• _What is expected_:
Please count the lines in the data below that hold "gekauft" and answer with the number by itself.

• _Supplied records_:
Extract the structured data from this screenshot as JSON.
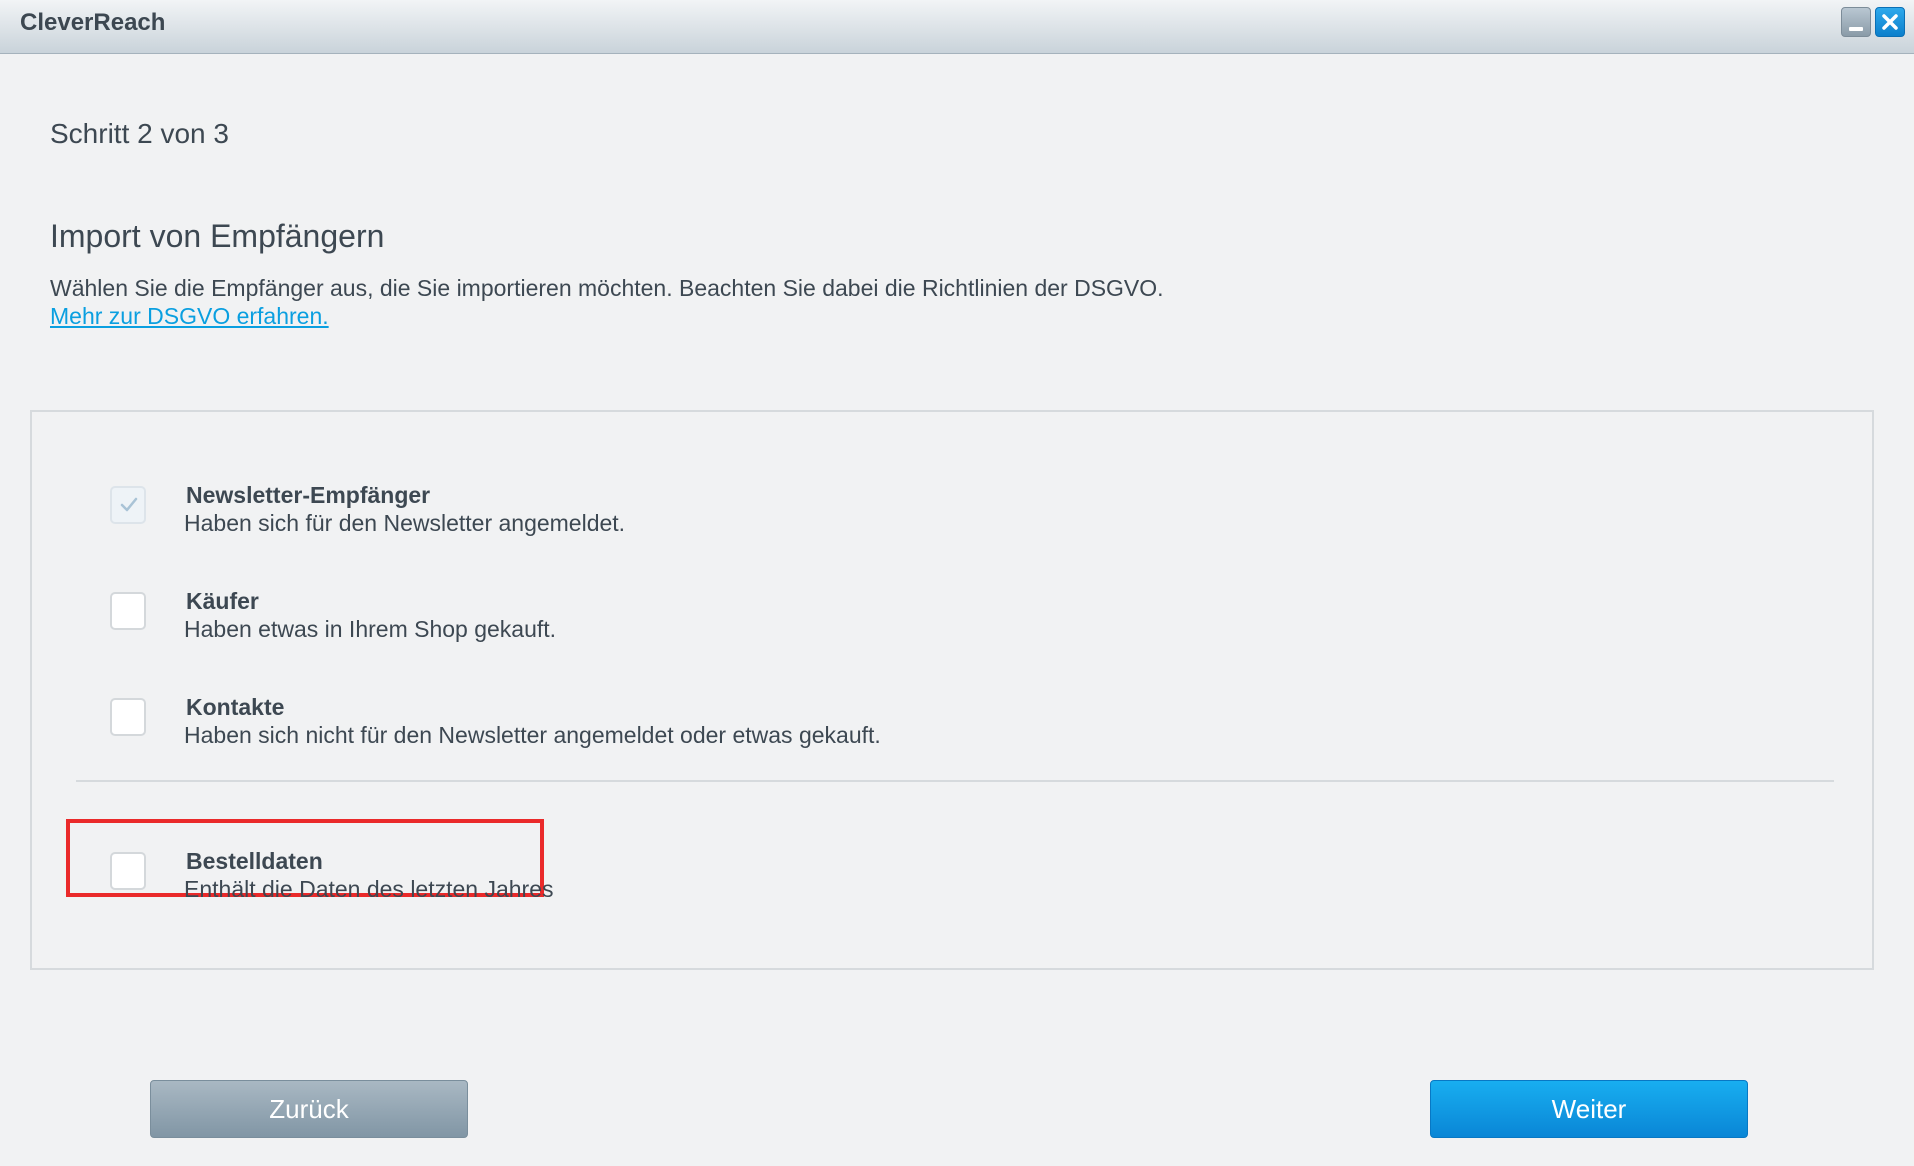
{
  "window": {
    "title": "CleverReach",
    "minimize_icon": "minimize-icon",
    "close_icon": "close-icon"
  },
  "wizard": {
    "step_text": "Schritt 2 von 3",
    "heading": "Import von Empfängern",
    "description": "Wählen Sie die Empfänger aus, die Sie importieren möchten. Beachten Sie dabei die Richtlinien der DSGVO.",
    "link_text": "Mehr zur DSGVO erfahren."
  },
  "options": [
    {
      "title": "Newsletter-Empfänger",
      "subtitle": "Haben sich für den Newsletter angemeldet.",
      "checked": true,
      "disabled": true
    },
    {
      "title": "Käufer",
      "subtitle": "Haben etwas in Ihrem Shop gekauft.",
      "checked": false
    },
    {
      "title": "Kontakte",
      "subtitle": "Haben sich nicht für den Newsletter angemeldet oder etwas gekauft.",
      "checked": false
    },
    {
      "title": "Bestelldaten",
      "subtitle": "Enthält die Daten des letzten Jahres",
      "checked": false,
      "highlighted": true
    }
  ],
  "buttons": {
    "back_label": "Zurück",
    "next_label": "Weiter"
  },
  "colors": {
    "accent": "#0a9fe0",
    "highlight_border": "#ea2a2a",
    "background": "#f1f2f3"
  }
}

• _Solution to this exercise_:
2